From London to Austin: MQA Live Debuts

London-based MQA Ltd. launched a live streaming version of its MQA audio encoding technology at simultaneous events held yesterday in London and Austin, Texas.

A live performance featuring singer/songwriter Jake Isaac and his band performing at London's Rocket Studios was streamed in real time using MQA Live technology and heard by a small group of people in an Austin home. Invited guests listened to the performance on a variety of devices, including wireless speakers, headphones, laptops, media streamers, and a smartphone equipped with an outboard AudioQuest Dragonfly digital-to-analog converter (DAC).

MQA Live is intended to provide a way for music fans to experience live studio quality sound from their favorite artists, whenever and wherever they are performing, according to event organizers.

“MQA Live offers fans the authenticated sound direct from the venue so it can fit conveniently into their everyday lifestyle, wherever they are and however they chose to listen,” explained Mike Jbara, CEO of MQA Ltd. “The home environment in Austin…[allowed] those in attendance to imagine a new age of social and appointment listening.”

“I feel really lucky to have been part of the first MQA Live experience,” Isaac said. “After the performance, the MQA team played the recording of the live stream back for me and I was blown away with how powerful it felt.”

MQA, short for Master Quality Authenticated, is the brainchild of digital-audio pioneer and Meridian founder Bob Stuart, who refers to the technology as a kind of “audio origami” that folds hi-res audio into files small enough to stream or download. The technology delivers “master quality audio” in resolutions up to 24-bit/192-kHz and is currently available on the music streaming service Tidal as well as on several music-download services.

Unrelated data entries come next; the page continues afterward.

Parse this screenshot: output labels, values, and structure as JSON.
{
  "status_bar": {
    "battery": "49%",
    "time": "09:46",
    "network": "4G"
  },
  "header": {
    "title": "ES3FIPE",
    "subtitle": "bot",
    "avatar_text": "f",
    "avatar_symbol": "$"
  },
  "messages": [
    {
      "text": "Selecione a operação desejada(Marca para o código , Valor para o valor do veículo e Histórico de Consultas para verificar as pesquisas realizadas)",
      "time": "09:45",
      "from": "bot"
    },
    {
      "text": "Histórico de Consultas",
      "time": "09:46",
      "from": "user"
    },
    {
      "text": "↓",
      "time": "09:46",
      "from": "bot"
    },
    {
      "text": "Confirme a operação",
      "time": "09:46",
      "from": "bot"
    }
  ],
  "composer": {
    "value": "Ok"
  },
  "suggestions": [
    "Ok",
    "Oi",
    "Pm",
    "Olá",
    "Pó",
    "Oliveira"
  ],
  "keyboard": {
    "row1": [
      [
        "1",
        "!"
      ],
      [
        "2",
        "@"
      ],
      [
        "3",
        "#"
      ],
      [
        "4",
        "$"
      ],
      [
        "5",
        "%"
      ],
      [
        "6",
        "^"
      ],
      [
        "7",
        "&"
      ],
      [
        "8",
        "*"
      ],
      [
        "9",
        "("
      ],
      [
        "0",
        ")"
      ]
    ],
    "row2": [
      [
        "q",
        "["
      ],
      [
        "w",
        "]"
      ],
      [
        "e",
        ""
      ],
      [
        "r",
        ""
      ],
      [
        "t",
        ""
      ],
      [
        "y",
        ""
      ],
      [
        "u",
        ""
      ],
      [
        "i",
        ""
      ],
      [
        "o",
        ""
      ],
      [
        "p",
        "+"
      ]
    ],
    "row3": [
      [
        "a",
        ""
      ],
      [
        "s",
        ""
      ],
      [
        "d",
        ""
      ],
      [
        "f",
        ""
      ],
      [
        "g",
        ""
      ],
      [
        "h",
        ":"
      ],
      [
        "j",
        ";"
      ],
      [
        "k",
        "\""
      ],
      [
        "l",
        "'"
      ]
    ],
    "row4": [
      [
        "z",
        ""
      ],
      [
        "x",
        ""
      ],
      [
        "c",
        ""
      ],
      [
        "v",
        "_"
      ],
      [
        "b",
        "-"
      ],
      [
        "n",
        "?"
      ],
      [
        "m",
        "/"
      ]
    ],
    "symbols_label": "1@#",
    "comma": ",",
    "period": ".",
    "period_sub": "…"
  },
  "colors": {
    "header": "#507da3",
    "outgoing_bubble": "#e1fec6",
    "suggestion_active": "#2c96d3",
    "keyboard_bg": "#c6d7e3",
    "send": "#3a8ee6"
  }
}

An extension of MQA, MQA Live is an audio-streaming tool with a real-time encoder that connects to the audio system at the performance location and streams MQA-encoded music to the delivery platform chosen by promoters and venue owners. Production costs are low because the encoder is the only additional piece of equipment required to stream a performance. Although MQA-encoded music can be played back on any device, the best sound quality is achieved using an MQA-enabled device to “unfold” the MQA-encoded file.

MQA Live streams don’t include video but recent research shows that 95 percent of YouTube/Vevo users listen to music without watching the video (MIDiA Research) and 87 percent listen to music on the radio (IFPI: Connecting With Music).

For more information on MQA technology, visit


What Is MQA?

Audio Statesman: Meridian Founder Bob Stuart